Equitable Responsibility for Transformative Design: A Watershed-scale Model for Stormwater Management and Risk Mitigation
Stormwater management (SWM) is an increasingly complex challenge for all municipalities across Canada due to the significant and growing burden on resources and capacity. Major challenges relate to the cost of aging infrastructure, as well as areas that are either under-serviced or lacking stormwater infrastructure, or have insufficient resources.
Combined with urbanization and climate change, we are witnessing an unprecedented increase in issues such as flooding, erosion and water quality impairment.
We contend that for these issues to be resolved, a paradigm shift in stormwater management is needed; this shift must ensure stormwater is managed at a watershed scale and optimized for the greatest environmental outcomes at the greatest cost efficiency.
This presentation will provide initial results of a first-of-its-kind comprehensive analysis of basin-scale, integrated SWM infrastructure (green and grey infrastructure) employing an equitable responsibility methodology for shared municipal SWM planning and design.
The goal of this project is to complete a detailed analysis applying principles of aggregation, integration, scale and distribution to achieve optimal SWM system performance at the greatest cost efficiency within the East Holland River subwatershed, Lake Simcoe.
The project will assess SWM optimization opportunities under multiple growth, climate change, planning, policy and fiscal management scenarios. These findings will be used to secure policy shifts in support of whole system, nature-based, integrative and transformative planning and design of SWM infrastructure.
1. Provide the audience with an understanding of the multitude of challenges associated with effectively managing stormwater infrastructure. These challenges relate to the cost of aging infrastructure, under-serviced infrastructure, continued urbanization and climate change.

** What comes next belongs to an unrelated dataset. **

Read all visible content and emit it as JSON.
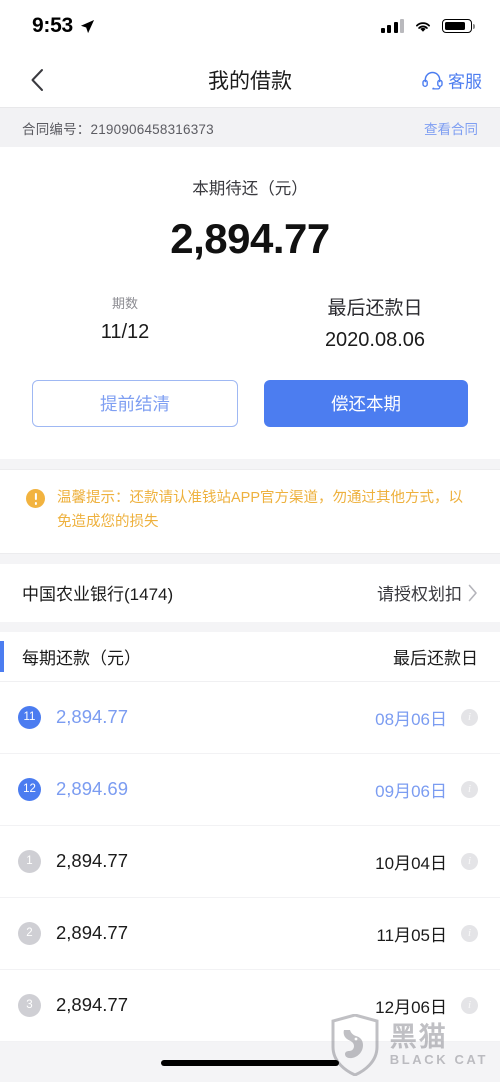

2. Given the multiple challenges to effectively manage stormwater, business as usual is not the solution: a paradigm shift is needed. This paradigm shift should be based on implementing a watershed-scale, cost-optimized solution to achieve the best possible environmental outcomes. The solution needs to assess the concept of equitable responsibility, whereby the financial benefit of managing on watershed boundaries rather than municipal boundaries is assessed.
3. Identify how the preliminary outcomes of this pilot project may inform SWM planning in the Town of Newmarket, and how this approach can be used to inform SWM planning and design in other jurisdictions

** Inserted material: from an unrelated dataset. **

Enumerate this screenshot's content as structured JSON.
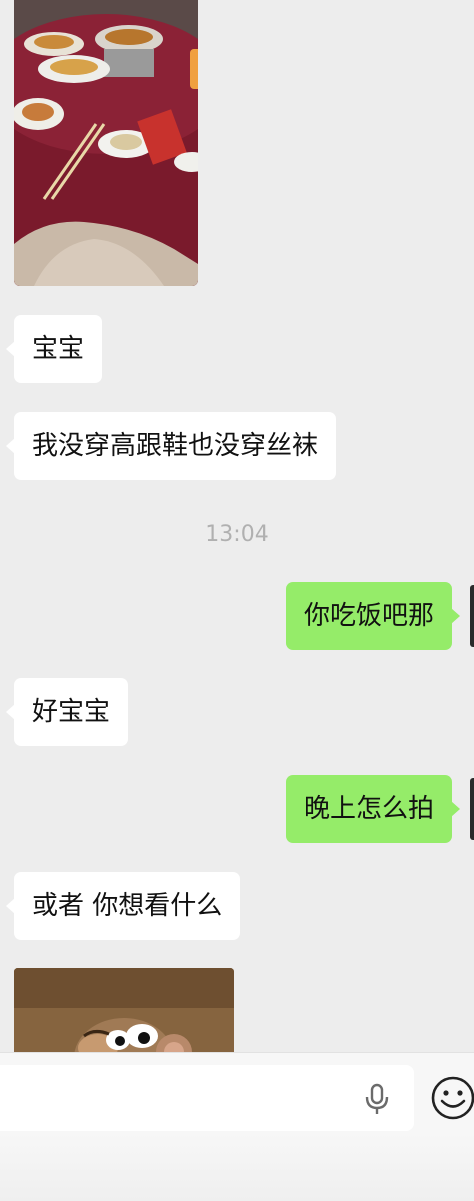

ABOUT THE PRESENTERS
Ben Longstaff is the general manager of Integrated Watershed Management with Lake Simcoe Region Conservation Authority (LSRCA). In this role, Ben provides leadership, support and strategic direction to the Authority’s watershed planning, climate change, source water protection, urban restoration and environmental monitoring programs.
Prior to joining LSRCA, Ben spent five years with the University of Maryland, where he worked in partnership with the National Oceanic and Atmospheric Administrative (NOAA).
Rachel Prudhomme is the director of engineering for the Town of Newmarket. Prior to this, she spent 24 years as president of a firm specializing in innovative research, completing projects in Ontario, Quebec, South America and Europe. She has also spent time in academia as both a lecturer and a dean.
She has served on many provincial advisory councils, as well as the Premier’s Research Excellence Awards Board, the Northern Centre for Advanced Technology, ORTECH International, Science North and numerous other boards.